Fluharty commented, “The integrity fee is essentially West Virginia money being sent out of West Virginia for these billionaire leagues for this so-called fee that they tax on a handle. As a result of that, essentially you could have many months where West Virginia would not even see revenue but yet we’d still send money to Major League Baseball, to the NBA, to the NFL to enforce this so-called integrity fee. It’s a complete joke on the basic premise.”
Senate Majority Leader Ryan Ferns added, “I don’t think it’s realistic to say we will have a special session to make those changes. When major league sports proposed those changes to both houses of the legislature, both House and Senate, it’s my understanding that it was pretty universally rejected. So to have a special session on a topic that there’s almost no support in either house for–and, quite frankly, this was a bipartisan piece of legislation–I don’t think it makes good sense to call a special session with there being no support.”
Justice’s Chief of Staff Mike Hall said Justice is aware that lawmakers d not approve of the integrity fee. “There’s not a lot of legislative support right now for doing that.
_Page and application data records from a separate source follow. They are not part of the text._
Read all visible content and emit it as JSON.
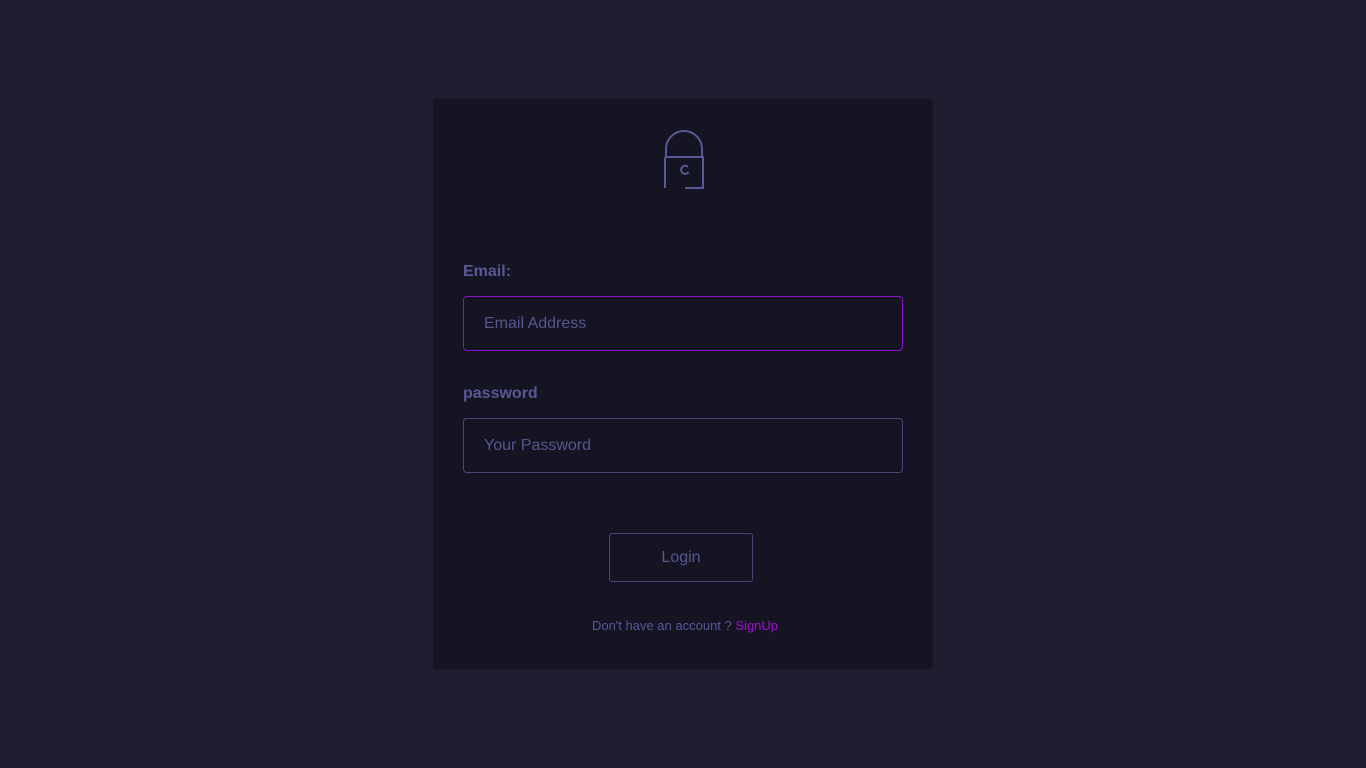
{
  "login_form": {
    "lock_icon": "padlock-icon",
    "email": {
      "label": "Email:",
      "placeholder": "Email Address",
      "value": ""
    },
    "password": {
      "label": "password",
      "placeholder": "Your Password",
      "value": ""
    },
    "login_button_label": "Login",
    "signup_prompt": "Don't have an account ?",
    "signup_link_label": "SignUp"
  },
  "colors": {
    "page_background": "#1e1e30",
    "card_background": "#141423",
    "label_text": "#5c5796",
    "focused_border_accent": "#8b12c9",
    "link_accent": "#a20fd6",
    "default_border": "#4a467a"
  }
}
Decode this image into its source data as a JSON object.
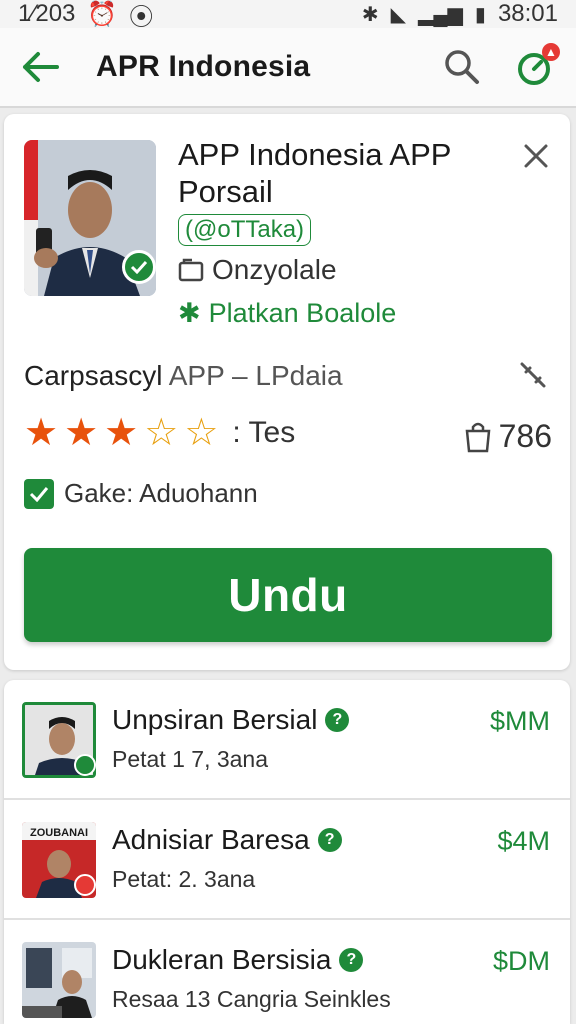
{
  "status_bar": {
    "left_text": "1⁄203",
    "time": "38:01"
  },
  "app_bar": {
    "title": "APR Indonesia"
  },
  "detail": {
    "name": "APP Indonesia APP Porsail",
    "handle": "(@oTTaka)",
    "meta_one": "Onzyolale",
    "meta_two": "Platkan Boalole",
    "subtitle_main": "Carpsascyl",
    "subtitle_rest": "APP – LPdaia",
    "rating_stars": 3,
    "rating_max": 5,
    "rating_label": ": Tes",
    "count": "786",
    "checkbox_label": "Gake: Aduohann",
    "download_label": "Undu"
  },
  "list": [
    {
      "title": "Unpsiran Bersial",
      "subtitle": "Petat 1 7, 3ana",
      "price": "$MM",
      "thumb_text": ""
    },
    {
      "title": "Adnisiar Baresa",
      "subtitle": "Petat:  2. 3ana",
      "price": "$4M",
      "thumb_text": "ZOUBANAI"
    },
    {
      "title": "Dukleran Bersisia",
      "subtitle": "Resaa 13 Cangria Seinkles",
      "price": "$DM",
      "thumb_text": ""
    }
  ],
  "colors": {
    "accent": "#1f8a3a",
    "star": "#e8520c"
  }
}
We’re one of the early states to do this, so major league teams came in and said, ‘We’re going to be doing this in other states so let’s see what happens and we join the party.’ The governor wanted to assure them in his conversation with him that we have not just shoved them aside.”
In Kansas, a House committee heard testimony on a bill allowing the
Kansas Lottery to legalize and regulate offer sports betting in state-owned casinos, online and via mobile apps. Hollywood Casino lobbyist Whitney Damron said sports betting should be limited to “brick-and mortar” locations to promote foot traffic.
In Missouri, SB 767, a video gaming bill, was amended to address how existing casinos would handle sports betting in Missouri, such as where sports books could be located within existing facilities, the security and storage of revenue and the process of applying for a license. In addition, the amendment specifies a $10,000 application fee and a $5,000 annual renewal fee, plus a tax rate of 12 percent on gross sports wagering revenue and a 2 percent administrative fee. Casino operators testified in late February that they would support a bill with similar language. The amended bill does not include the 1 percent integrity fee.
And in Louisiana, state Senator Danny Martiny sponsored SB266 which would allow sports betting, regulated by the Louisiana Gaming Control Board. “I think there is a good chance that we would consider sports book betting because I’m going to tell you Beau Rivage and all those Mississippi casinos, they already approved it and that will cut into the New Orleans market. Arkansas is also looking to approve the same and cut into the Shreveport market.”
If the bill becomes law, voters in each parish would decide whether or not to make it legal there. Martiny noted, “I think a lot of people who were dead set against it on a moral basis now look at it from the standpoint of, well I’m not going to do it. But if these people want to waste their money doing it, I’d rather take their gambling revenue, rather than raise my sales tax or do away with my excess itemized deductions or compressed the income tax brackets so that we can raise money, all of which have been rejected during the last special session.”
In New York, Senate Bill 7900, introduced March 7 by Orange County Republican John Bonacic and currently before the Senate Finance Committee, does a lot of things right, say those who favor a regulated New York sports betting market in one shape or another.
Mainly, it establishes rules for New York’s four new commercial casinos—del Lago Resort and Casino in the Finger Lakes, Rivers Casino & Resort in Schenectady, Tioga Downs Casino in the Southern Tier and Resorts World Catskills near Monticello—to exercise provisions in their licenses allowing them to take bets on sports both on-site and by computer and mobile phone.
Significantly, it also cuts the state’s racetracks, racinos and OTBs into the action by allowing them to partner with the casinos in offering affiliate betting stations and registration for their patrons to access the online and remote platforms